Ace blocker’s return helps lift Mavs past Cougars
A Pink performance
Mesa State College’s volleyball team added pink to the school color scheme Thursday night, and despite some bumps along the way, the Mavs were in the pink with a five-game victory over Colorado Christian University.
The majority of the 812 fans in Brownson Arena showed up in pink to support the college’s Swing For Life benefit for cancer research. The Mavs were in pink jerseys with white lettering, the Cougars in white with pink accents. Everywhere you looked, there was pink.
The Mavericks finally put the pesky Cougars away, 22-25, 25-12, 25-15, 23-25, 15-11, getting a lift from the return of senior middle blocker Jessica Bird, who missed the first 13 matches with a broken bone in her right hand.
The Mavs wore pink ribbons and headbands, and all of the players wore pink wristbands around their shoes (rules prohibit jewelry on their arms), as did the Grand Junction Police Department’s color guard.
The Mavs threw pink-and-white souvenir volleyballs into the stands during introductions and several male students donned pink face paint and painted their chests.
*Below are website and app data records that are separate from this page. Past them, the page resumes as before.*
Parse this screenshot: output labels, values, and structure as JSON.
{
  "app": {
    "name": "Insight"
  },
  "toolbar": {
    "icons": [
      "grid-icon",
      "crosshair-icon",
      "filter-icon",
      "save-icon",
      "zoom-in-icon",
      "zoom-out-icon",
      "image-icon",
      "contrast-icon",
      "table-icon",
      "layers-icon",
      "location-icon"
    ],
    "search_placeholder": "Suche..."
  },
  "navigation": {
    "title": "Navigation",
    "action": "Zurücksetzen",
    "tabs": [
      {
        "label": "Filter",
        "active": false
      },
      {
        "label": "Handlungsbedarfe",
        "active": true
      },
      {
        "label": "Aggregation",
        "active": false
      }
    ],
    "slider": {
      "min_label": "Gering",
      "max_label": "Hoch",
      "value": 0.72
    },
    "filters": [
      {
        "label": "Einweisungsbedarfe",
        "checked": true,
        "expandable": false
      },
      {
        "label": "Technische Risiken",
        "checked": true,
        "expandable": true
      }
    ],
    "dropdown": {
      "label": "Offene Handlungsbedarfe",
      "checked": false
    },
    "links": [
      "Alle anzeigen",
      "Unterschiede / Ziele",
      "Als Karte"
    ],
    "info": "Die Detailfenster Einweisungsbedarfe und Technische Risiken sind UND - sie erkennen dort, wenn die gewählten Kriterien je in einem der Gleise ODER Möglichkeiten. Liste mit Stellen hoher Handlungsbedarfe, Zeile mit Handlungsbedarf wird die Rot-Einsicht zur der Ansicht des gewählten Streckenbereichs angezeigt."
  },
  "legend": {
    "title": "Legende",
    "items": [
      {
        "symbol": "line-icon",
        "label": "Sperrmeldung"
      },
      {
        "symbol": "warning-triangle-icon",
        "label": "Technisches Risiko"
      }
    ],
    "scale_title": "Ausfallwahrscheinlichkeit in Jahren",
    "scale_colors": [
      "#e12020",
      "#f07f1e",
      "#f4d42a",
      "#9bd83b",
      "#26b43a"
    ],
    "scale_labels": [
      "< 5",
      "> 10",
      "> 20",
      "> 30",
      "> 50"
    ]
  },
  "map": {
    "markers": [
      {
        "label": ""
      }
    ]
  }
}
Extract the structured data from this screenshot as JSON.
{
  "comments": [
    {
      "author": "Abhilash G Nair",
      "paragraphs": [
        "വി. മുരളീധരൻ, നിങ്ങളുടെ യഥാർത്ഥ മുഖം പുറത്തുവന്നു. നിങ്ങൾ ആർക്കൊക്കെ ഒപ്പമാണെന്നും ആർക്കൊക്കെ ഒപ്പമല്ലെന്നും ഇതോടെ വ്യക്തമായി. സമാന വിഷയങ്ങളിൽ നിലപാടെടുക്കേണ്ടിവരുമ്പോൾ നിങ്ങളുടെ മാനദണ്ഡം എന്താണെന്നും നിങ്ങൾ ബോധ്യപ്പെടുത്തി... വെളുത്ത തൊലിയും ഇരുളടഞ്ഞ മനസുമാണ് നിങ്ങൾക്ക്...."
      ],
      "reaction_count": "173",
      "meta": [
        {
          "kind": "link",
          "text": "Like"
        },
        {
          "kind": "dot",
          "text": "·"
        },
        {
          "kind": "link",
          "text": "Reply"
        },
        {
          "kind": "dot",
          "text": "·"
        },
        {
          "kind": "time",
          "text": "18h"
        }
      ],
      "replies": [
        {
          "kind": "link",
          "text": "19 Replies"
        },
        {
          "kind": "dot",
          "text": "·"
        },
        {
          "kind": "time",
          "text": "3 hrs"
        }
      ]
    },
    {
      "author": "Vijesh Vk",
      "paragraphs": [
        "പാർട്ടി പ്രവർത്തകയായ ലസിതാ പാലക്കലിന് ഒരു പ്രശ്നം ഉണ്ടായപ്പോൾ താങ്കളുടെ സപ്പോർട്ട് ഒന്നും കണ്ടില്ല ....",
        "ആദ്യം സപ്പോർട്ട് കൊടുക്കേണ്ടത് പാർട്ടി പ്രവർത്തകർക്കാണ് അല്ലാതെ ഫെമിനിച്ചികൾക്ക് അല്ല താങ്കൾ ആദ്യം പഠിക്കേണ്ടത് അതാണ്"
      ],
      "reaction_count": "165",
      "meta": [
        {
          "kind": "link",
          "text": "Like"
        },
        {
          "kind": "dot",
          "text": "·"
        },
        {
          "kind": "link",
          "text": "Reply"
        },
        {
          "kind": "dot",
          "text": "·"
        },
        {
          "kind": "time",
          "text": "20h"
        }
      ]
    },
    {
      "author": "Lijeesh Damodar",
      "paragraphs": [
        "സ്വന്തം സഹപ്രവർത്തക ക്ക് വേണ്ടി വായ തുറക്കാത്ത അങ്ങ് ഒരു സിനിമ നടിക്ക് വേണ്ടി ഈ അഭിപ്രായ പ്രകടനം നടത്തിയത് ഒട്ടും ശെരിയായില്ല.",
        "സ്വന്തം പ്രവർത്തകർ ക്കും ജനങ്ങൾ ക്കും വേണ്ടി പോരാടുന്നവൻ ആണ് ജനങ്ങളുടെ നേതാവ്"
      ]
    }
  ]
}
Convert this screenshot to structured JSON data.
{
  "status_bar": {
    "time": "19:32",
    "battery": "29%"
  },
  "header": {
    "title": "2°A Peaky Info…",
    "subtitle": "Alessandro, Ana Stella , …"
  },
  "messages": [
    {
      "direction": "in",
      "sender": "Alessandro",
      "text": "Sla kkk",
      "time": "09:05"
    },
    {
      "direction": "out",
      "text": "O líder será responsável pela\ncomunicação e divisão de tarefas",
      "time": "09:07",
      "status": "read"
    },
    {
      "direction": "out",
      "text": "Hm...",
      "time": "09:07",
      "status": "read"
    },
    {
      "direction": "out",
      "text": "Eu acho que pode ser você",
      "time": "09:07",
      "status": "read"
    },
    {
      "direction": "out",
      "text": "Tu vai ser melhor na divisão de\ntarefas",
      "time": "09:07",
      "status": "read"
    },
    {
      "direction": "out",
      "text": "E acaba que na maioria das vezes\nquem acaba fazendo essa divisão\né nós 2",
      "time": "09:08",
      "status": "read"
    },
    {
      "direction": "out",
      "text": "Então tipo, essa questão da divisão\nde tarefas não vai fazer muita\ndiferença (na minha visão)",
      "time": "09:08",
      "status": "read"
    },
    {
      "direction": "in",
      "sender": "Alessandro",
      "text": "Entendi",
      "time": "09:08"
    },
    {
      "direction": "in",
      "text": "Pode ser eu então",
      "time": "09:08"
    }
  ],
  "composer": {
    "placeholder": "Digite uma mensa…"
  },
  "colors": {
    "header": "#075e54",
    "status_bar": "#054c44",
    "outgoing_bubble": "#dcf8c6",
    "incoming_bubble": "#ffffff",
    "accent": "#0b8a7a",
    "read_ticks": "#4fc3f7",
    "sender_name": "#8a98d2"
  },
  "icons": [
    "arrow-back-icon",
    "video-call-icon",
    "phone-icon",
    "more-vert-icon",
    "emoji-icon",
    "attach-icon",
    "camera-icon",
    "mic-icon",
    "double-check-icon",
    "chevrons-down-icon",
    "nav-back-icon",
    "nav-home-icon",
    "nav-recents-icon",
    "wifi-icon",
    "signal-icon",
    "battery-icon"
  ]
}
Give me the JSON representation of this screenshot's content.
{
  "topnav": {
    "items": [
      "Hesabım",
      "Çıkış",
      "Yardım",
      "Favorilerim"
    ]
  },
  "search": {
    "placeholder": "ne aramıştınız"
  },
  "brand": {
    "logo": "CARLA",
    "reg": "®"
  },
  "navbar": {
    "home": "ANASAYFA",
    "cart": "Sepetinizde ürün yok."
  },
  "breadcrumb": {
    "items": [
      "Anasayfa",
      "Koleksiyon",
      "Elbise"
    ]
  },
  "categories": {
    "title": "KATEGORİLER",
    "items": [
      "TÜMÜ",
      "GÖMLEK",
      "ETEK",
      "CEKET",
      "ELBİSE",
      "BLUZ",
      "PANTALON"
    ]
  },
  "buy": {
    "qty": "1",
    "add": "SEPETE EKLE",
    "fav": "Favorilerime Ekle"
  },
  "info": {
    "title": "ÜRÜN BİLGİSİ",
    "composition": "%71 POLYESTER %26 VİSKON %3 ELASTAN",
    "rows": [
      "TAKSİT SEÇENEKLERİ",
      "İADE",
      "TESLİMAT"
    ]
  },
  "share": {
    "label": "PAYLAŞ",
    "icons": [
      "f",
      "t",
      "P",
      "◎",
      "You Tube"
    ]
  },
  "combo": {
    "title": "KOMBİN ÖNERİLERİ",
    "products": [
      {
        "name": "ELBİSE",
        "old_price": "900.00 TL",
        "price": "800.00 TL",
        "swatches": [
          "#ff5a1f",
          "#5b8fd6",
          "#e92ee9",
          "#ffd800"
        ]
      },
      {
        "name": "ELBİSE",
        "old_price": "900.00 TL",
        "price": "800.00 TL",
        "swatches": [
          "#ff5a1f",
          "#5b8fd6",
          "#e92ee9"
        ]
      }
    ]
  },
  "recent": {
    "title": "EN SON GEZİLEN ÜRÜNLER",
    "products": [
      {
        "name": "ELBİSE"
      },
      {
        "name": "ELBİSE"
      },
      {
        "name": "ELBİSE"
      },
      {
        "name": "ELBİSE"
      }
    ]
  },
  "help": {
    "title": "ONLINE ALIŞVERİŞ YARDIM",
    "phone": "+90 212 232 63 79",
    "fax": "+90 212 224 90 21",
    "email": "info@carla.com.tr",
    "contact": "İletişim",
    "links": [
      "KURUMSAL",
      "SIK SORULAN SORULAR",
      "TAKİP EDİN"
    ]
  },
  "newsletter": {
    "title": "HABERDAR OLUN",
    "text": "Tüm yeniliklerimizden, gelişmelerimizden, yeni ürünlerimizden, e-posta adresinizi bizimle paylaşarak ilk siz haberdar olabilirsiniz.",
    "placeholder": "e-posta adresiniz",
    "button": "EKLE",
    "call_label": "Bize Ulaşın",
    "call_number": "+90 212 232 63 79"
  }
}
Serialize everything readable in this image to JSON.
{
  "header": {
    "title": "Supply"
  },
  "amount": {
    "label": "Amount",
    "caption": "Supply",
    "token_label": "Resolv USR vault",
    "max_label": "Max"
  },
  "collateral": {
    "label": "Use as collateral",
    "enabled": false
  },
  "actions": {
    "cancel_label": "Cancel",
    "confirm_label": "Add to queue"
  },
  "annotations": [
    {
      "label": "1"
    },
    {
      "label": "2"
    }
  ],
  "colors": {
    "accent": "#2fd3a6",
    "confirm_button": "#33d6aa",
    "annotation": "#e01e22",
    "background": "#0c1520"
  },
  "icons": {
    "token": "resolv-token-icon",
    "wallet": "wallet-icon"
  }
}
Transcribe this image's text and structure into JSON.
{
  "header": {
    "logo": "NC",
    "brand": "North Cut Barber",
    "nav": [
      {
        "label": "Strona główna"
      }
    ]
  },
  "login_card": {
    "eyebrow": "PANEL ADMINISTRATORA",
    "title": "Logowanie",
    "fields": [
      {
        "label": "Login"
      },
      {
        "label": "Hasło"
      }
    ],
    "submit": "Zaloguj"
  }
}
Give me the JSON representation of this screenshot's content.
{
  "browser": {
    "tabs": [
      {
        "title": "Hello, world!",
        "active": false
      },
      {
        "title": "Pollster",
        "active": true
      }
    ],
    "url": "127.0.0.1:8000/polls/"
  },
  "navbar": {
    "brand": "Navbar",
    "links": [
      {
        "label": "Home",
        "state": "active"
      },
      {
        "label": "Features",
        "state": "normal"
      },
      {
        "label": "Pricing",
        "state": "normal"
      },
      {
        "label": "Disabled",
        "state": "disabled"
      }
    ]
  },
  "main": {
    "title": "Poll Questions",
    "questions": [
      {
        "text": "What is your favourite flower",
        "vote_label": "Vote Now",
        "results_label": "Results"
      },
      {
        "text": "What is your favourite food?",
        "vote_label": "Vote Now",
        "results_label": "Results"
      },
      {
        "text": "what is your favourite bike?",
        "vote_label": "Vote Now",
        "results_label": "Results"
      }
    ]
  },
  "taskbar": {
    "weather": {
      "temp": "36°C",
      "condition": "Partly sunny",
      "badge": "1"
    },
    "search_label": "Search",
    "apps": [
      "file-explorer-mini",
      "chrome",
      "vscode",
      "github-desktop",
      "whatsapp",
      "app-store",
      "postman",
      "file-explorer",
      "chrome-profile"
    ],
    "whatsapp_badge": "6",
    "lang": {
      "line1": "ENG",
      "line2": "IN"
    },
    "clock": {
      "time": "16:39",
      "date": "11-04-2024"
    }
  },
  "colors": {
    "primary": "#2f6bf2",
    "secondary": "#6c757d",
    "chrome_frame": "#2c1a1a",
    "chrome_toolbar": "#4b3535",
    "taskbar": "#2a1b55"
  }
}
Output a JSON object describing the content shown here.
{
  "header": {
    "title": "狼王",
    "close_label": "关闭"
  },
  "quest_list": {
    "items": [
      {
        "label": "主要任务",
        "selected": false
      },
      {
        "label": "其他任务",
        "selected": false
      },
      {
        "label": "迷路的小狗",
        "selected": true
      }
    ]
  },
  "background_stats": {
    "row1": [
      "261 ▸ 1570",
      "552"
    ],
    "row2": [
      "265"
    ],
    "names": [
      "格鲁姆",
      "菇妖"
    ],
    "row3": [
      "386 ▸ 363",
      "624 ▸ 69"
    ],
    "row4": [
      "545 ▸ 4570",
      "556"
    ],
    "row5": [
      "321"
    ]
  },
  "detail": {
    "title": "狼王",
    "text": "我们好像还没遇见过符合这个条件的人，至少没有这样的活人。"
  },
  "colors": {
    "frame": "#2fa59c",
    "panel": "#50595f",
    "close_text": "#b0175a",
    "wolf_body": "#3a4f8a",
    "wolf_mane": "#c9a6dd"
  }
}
Rowdy the Maverick mascot had pink wristbands attached to his horns.
Once Swing For Life founder Kathy Howa, a former Maverick herself, and Sally Hancock, the mother of volleyball player Sarah Hancock and basketball player Abby Hancock, two cancer survivors, started the match with ceremonial first serves.
Colorado Christian (5-11, 1-6 RMAC) hung right with the Mavs, using some scrappy defense to keep balls alive that generally hit the floor.
“In practice, we all challenge each other and when we come out in games and that happens it doesn’t bother us at all,” said freshman outside hitter Corinne Cascioppo, who had a career-high 22 kills.
Alisan Tompkins had 17 and Bird an even dozen, committing only one hitting error in 17 attacks.
“She really wanted to get out there and she did give us a little bit of an emotional lift,” Mesa State coach Dave Fleming said. “She’s just got to get comfortable with T (Tara King) setting. That was practice No. 3 for her.
Twelve kills, hit .647, that’s Jessica Bird.”
In the second game, Cascioppo recorded six kills in a nine-point stretch and had eight in that game alone.
Tied at 15-15 in the third game, the Mavericks shifted the momentum. An attack error by Christian gave the Mavs a 16-15 lead and put Whitney Howard at the service line.
The sophomore defensive specialist served the next nine points, with Bird recording two kills and teaming up with Tara King for a block. Tompkins had a solo block of Brittany Mabb to reach game point, then put it away with a kill off a double block.
The Mavs couldn’t maintain that momentum, though, and the Cougars sent the match to a decisive fifth game.
Bird and Tompkins came through down the stretch in the fifth game. Trailing 10-8, Bird put the ball straight down into the open middle of the Colorado Christian defense and Tompkins followed with her 17th kill of the night to tie the game at 10-10.
Mesa State rattled off five of six points, with Bird sending long passes back over the net for kills on the final two points.
“She’s the mom on the team,” Cascioppo said. “Even when she wasn’t able to play, she was there telling us what to do. She’s the smartest girl, the smartest volleyball player I’ve met. She knows it inside and out.”
Loftsgard finished with 17 digs, Tompkins 14 and Meredith Dolny 16, as the Mesa State defense responded to the Cougars’ ability to keep the ball alive.
Amanda Huskey, the CCU libero who attended Life Academy in Grand Junction, had 18 digs, one of four Cougars in double figures. Lynda Hughes, a junior outside hitter from Grand Junction, had seven kills and three assisted blocks.
The Mavericks (8-6, 6-1 RMAC) are right back on the court tonight, facing Metro State at 7 p.m. They won’t be in pink, but for one night, even Fleming didn’t mind wearing a pink shirt.
“It’s a great cause,” he said. “It kind of makes you take a step back and say ‘hey, volleyball’s not that important in the big picture.’ ’’